The well-dressed man stands 6’ 2” with eyes shaded more towards green than blue. An impressive sight on this day of interviews. But is that enough to get the job? Is he the only statuesque man within the throngs of job-seekers today? The next woman I meet has an air of pleasantness that immediately makes those around her feel comfortable and as if you have known her for years. Just the type of new hire we desire. I “know” she will fit in right away. But am I hiring for comfort or aptitude?
Under past practices many interviewers will immediately weigh these two people higher than others without such admirable traits.
But today’s workforce must be more than that. With business degree in hand and an impressive resume, the final piece of the puzzle used to be the appearance of the applicant. Does he/she fit within our culture, within the “look” we are trying to portray to our customers?
Whether it is right or wrong to look within these terms, it is a fact that how one looks is an important part of the equation.
But is that enough? It may be easy to make your hiring decisions based on one impressive man or woman, but can these be the leading factors when there is more than one who impresses us or looks similar to others within a crowded field of applicants?There must be a determining quality that will separate one employee from the other. Click To Tweet
But what quality is it?
The “Customer Value Proposition”… is providing convincing reasons why a customer should buy a product, and also differentiate your product from competitors.

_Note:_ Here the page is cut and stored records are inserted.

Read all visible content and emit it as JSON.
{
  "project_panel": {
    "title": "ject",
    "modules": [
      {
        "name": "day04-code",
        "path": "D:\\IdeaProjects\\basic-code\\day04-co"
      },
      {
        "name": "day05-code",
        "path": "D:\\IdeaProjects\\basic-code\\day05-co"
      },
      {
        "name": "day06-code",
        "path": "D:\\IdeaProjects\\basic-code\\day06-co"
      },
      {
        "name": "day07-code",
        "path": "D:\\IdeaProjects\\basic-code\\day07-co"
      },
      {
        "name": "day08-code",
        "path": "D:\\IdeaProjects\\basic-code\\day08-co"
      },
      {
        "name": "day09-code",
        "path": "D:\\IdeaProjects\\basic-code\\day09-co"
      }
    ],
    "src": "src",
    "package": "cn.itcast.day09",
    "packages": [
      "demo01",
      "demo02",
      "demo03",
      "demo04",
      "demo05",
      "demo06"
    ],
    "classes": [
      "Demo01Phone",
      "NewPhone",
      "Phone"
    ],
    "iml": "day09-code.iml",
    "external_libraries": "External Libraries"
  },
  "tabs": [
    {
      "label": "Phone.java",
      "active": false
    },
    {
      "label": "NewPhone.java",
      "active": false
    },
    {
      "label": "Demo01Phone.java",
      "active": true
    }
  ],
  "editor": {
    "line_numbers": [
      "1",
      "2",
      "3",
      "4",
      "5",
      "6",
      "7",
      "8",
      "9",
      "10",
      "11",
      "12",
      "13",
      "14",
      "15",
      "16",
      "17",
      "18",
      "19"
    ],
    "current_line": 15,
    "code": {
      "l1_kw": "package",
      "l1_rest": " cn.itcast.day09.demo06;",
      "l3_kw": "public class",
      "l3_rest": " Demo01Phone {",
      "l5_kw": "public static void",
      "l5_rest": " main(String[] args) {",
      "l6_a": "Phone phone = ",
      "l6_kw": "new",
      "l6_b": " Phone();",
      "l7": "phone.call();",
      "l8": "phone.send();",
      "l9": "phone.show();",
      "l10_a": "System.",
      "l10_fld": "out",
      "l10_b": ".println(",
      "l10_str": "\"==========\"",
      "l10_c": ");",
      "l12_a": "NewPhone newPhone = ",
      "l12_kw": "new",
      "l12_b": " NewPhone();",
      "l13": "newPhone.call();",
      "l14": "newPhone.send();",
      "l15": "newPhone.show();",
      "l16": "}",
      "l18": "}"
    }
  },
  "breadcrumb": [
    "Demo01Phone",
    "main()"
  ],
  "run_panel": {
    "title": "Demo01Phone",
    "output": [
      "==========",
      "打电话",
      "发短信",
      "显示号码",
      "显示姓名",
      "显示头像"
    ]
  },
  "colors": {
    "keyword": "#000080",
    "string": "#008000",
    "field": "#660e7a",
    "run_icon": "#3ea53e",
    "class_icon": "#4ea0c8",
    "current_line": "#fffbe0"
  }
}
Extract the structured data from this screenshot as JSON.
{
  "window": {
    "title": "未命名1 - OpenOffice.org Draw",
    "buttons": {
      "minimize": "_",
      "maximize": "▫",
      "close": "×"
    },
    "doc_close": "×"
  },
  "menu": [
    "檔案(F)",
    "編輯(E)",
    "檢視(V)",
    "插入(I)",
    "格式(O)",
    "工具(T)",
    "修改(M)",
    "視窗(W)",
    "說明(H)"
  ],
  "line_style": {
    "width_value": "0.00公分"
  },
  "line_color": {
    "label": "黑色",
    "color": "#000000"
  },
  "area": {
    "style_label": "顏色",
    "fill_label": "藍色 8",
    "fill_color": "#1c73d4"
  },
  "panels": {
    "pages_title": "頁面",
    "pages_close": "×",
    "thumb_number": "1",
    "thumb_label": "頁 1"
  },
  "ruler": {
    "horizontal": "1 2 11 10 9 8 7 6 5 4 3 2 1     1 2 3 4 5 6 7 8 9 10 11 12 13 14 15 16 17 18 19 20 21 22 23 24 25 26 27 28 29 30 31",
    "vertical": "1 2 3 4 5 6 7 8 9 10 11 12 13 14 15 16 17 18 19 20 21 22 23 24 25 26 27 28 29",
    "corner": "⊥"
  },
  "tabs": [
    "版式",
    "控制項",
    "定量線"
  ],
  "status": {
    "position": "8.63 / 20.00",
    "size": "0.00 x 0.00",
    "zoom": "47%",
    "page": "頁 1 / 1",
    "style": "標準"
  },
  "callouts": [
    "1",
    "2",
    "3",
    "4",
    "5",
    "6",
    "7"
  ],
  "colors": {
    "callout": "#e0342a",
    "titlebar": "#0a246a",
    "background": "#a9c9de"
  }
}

The same works for our “internal customers”, our employees. The “value” one brings to their organization is not easily measured but can, and usually does, make itself known very quickly within the process. This is the quality that creates success. Once the new employee is hired and throughout the training process, there should be brief doses of clarity where we realize this employee has qualities that we may not yet possess through others. As time passes the benefits of this new hire should be apparent.
- Does he/she have the skills needed to become a leader, or one that can be quick to assess the situations at hand and come up with a correct and proper response?
- Has he shown the experience to understand and anticipate the needs of your customers in a way that is cost effective to your business?
- Can you be assured that tasks will be completed properly and on time as directed?
If not, then what value has this new employee created for him/herself, or for your business for that matter? Why should additional resources be directed toward a potentially failed effort of the next “impressive man” or warm and welcoming woman? These are not qualities that, in itself, determine one’s value over another. Only proven and demonstrated actions and ideas will create value for those who seek success.